An affair can be earth shattering. It is normal to feel angry, rejected, isolated and alone. It often invites a myriad of questions along…

An affair can be earth shattering. It is normal to feel angry, rejected, isolated and alone. It often invites a myriad of questions along with the immediate urge to do something. How could this happen? Did my spouse ever really love me? How could this person break my trust like this? How do I move past this? How can this be fixed? Strong emotions of rage, hurt, fear, and betrayal settle in and you don’t know what to do.

For an event so traumatic and devastating, it is alarming how commonplace infidelity has become. Depending on the source and its definition of infidelity, affairs affect anywhere between 20-25% to 70-75% of couples. You are not alone and can move on. However, while it may be common, the effect and meaning the affair has on each person is unique, and figuring out what to do next can be difficult.

What Can I Do?

  1. Give yourself time. Free yourself from making an immediate decision. The time will come for a decision to be made but in the present recognize the swirling emotions of hurt, anger, frustration, fear and grief. Rash decisions often come from acting out of strong emotion, so learn to sit with them and understand those feelings.
  1. Use this time to take care of yourself. There are other areas of your life requiring your attention. Losing something valuable in one area does not mean you’ve lost everything. Don’t lose yourself in the process. Care for your own needs and the needs of your children. Eat nutritionally and exercise. Notice your work performance. As much as possible, stay involved in your usual activities and hobbies. They will provide a needed sense of stability in such a tumultuous time. Here is a checklist for self-care.
  1. Communicate with your partner.
    • Take a timeout – Implement a specified period of time during which no terminal decisions will be made about the relationship. The time frame will vary depending on the nature of the infidelity and the needs of each partner. Taking a time out can help you visualize both individually and collectively and carefully consider options.
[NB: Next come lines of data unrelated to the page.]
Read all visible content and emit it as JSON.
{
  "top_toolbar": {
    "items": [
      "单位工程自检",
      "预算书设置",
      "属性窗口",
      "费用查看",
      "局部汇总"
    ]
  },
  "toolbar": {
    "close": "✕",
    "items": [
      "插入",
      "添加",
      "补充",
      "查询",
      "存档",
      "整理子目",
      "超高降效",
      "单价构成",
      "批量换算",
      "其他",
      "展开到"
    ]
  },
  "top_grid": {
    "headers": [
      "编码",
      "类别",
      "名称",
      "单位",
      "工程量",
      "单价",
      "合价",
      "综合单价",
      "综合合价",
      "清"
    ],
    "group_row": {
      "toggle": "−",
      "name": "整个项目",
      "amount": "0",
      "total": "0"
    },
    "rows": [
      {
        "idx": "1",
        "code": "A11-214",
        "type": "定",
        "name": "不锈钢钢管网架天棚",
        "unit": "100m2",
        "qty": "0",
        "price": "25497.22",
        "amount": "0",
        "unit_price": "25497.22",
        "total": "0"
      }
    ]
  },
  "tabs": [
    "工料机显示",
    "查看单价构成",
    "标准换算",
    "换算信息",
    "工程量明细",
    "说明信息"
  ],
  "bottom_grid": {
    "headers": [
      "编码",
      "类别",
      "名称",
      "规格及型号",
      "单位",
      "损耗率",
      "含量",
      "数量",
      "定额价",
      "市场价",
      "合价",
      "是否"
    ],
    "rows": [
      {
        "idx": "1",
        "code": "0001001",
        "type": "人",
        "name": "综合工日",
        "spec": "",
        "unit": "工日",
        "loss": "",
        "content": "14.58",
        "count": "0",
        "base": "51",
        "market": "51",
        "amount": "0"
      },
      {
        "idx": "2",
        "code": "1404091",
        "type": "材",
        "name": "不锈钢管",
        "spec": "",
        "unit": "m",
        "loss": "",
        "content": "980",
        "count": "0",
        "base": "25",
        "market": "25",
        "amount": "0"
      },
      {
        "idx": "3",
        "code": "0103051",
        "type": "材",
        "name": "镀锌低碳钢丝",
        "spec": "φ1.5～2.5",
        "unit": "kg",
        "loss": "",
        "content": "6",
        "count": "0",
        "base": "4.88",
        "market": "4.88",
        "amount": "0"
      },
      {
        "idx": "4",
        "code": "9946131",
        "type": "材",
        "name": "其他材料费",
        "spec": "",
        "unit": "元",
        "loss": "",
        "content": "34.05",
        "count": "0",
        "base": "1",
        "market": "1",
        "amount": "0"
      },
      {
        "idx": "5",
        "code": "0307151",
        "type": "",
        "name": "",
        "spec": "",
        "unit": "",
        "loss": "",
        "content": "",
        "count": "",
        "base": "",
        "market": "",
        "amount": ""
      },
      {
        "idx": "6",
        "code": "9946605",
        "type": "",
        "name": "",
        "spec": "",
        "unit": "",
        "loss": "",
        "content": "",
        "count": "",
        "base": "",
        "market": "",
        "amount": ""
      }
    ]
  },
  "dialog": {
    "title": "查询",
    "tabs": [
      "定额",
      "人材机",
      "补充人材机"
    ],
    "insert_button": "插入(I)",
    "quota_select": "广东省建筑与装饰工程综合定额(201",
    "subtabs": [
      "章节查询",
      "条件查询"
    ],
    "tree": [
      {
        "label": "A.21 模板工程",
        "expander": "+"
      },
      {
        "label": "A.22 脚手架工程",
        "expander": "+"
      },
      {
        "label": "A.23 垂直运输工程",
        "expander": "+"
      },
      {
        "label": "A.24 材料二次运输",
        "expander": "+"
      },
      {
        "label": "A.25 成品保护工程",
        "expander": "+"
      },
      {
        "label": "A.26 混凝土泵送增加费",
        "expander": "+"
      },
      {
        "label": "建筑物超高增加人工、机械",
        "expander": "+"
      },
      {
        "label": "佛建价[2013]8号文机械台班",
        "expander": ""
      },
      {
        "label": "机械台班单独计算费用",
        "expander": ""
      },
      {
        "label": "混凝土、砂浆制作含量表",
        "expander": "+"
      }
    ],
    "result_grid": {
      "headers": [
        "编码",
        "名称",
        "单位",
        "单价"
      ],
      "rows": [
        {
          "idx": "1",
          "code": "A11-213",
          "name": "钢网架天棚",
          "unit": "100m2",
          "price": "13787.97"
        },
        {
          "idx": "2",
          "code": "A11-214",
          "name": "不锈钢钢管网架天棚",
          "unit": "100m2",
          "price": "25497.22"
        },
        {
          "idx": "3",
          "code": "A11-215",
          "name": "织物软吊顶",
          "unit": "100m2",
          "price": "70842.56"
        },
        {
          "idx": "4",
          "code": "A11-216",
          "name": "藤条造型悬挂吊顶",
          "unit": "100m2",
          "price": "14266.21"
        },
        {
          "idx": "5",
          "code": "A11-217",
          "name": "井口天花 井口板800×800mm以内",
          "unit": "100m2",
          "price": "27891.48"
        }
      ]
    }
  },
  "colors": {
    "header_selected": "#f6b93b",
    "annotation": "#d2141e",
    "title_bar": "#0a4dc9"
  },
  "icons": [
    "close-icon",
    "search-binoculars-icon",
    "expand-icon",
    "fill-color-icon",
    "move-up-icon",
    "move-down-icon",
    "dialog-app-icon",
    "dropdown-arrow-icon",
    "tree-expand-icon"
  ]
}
It may be helpful to seek the help of a couples’ counselor to prevent premature or overly emotional decisions.
    • Create stability – Maintain a routine. Have a conversation about how household tasks will be performed, how children will be co-parented and determine if meals will be shared. Starting these conversations will help make life more predictable before any major decisions are made.
    • Establish boundaries
      1. Determine whether the situation calls for separate living arrangements – especially if the relationship has become volatile.
      2. Discuss when and what aspects of the affair will be discussed. This helps decrease conflict and provides space to process your thoughts and feelings, along with those of your spouse.
      3. Take time to specifically discuss with your spouse who else will know about the situation and which details may be shared. It may also be helpful to discuss how to present yourselves to others unaware of the circumstances.
  1. Practice hope – Consider the events of the past that have made you stronger. Often, these are the difficult and trying things. Many wonder if they will survive after something as devastating as an affair. Years later, many have learned to live more authentic lives with their spouses or with themselves in another relationship. It won’t happen overnight, but you will get through this. Take it one day at a time.

 

 

References
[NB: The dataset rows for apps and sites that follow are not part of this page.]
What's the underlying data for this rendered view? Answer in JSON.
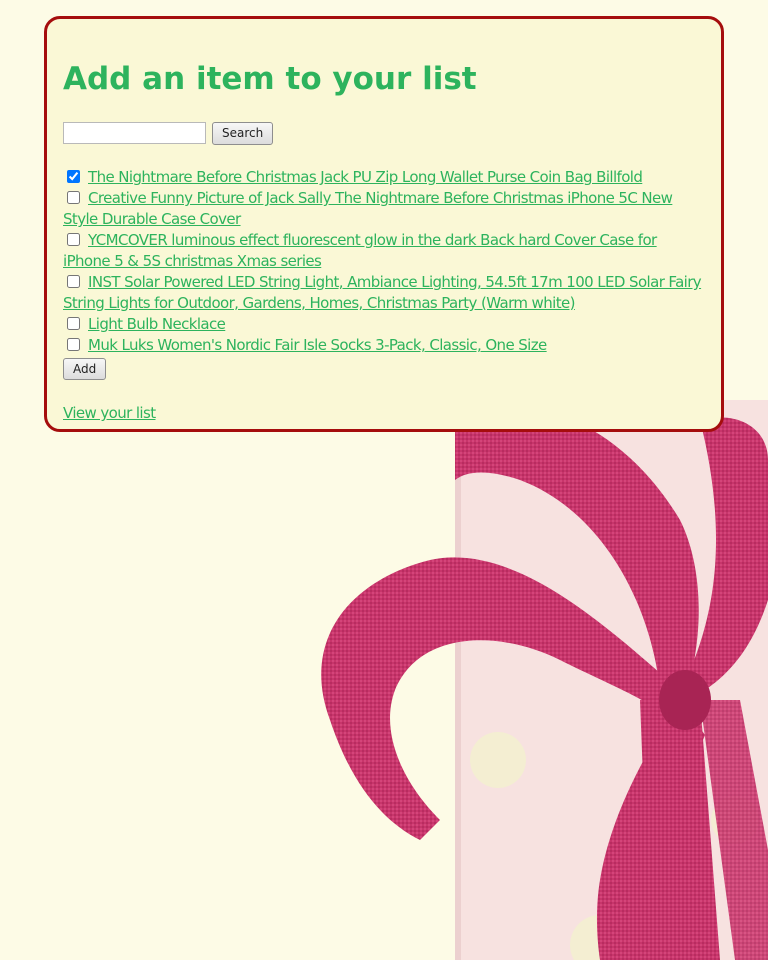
{
  "page": {
    "title": "Add an item to your list",
    "colors": {
      "accent": "#2db35d",
      "panel_background": "#faf8d6",
      "panel_border": "#a50d0d",
      "page_background": "#fdfbe6",
      "ribbon": "#c8356b"
    }
  },
  "search": {
    "value": "",
    "placeholder": "",
    "button_label": "Search"
  },
  "items": [
    {
      "label": "The Nightmare Before Christmas Jack PU Zip Long Wallet Purse Coin Bag Billfold",
      "checked": true
    },
    {
      "label": "Creative Funny Picture of Jack Sally The Nightmare Before Christmas iPhone 5C New Style Durable Case Cover",
      "checked": false
    },
    {
      "label": "YCMCOVER luminous effect fluorescent glow in the dark Back hard Cover Case for iPhone 5 & 5S christmas Xmas series",
      "checked": false
    },
    {
      "label": "INST Solar Powered LED String Light, Ambiance Lighting, 54.5ft 17m 100 LED Solar Fairy String Lights for Outdoor, Gardens, Homes, Christmas Party (Warm white)",
      "checked": false
    },
    {
      "label": "Light Bulb Necklace",
      "checked": false
    },
    {
      "label": "Muk Luks Women's Nordic Fair Isle Socks 3-Pack, Classic, One Size",
      "checked": false
    }
  ],
  "add_button_label": "Add",
  "view_list_link": "View your list",
  "background_image": "gift-box-with-pink-ribbon"
}
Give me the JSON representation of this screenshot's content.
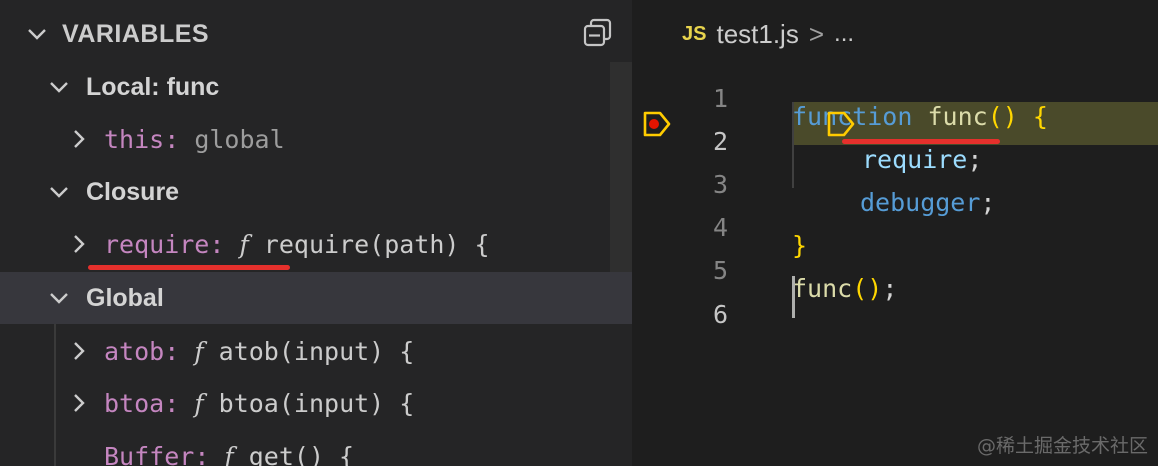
{
  "variables_panel": {
    "title": "VARIABLES",
    "scopes": [
      {
        "label": "Local: func",
        "vars": [
          {
            "name": "this",
            "value": "global"
          }
        ]
      },
      {
        "label": "Closure",
        "vars": [
          {
            "name": "require",
            "fn_marker": "f",
            "value": "require(path) {"
          }
        ]
      },
      {
        "label": "Global",
        "vars": [
          {
            "name": "atob",
            "fn_marker": "f",
            "value": "atob(input) {"
          },
          {
            "name": "btoa",
            "fn_marker": "f",
            "value": "btoa(input) {"
          },
          {
            "name": "Buffer",
            "fn_marker": "f",
            "value": "get() {"
          }
        ]
      }
    ]
  },
  "editor": {
    "language_badge": "JS",
    "filename": "test1.js",
    "breadcrumb_separator": ">",
    "breadcrumb_more": "...",
    "line_numbers": [
      "1",
      "2",
      "3",
      "4",
      "5",
      "6"
    ],
    "current_line": "2",
    "code": {
      "l1_kw": "function",
      "l1_fn": "func",
      "l1_paren": "()",
      "l1_brace": "{",
      "l2_id": "require",
      "l2_end": ";",
      "l3_id": "debugger",
      "l3_end": ";",
      "l4_brace": "}",
      "l5_fn": "func",
      "l5_paren": "()",
      "l5_end": ";"
    }
  },
  "watermark": "@稀土掘金技术社区",
  "colors": {
    "panel_bg": "#252526",
    "editor_bg": "#1e1e1e",
    "selected_row": "#37373d",
    "annotation_red": "#e5302c",
    "debug_line": "#4a4a2a",
    "breakpoint": "#e51400",
    "debug_arrow": "#ffcc00"
  }
}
Baucom, D. & Snyder, D. (2009). Helping couples get past the affair: A clinician’s guide. New York: Guilford Press.

Marriage Advocates. (2013, October 22). What should I do when my spouse is having an affair? Retrieved from: http://www.marriageadvocates.com/2013/10/22/what-should-i-do-when-my-spouse-is-having-an-affair/

 

Angela E Blocker Image

 

Contributed by
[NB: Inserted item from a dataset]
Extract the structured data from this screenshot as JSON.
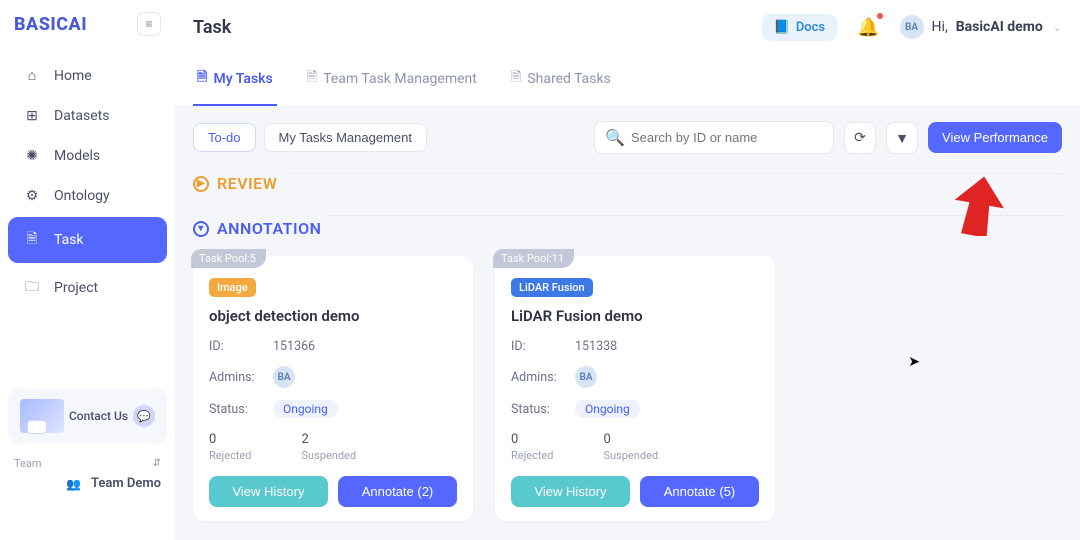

Angela Blocker , M.A, LMFTA

Supervised under Dr. Amy Fuller, PhD, LMFT, LPC

 

Similar Posts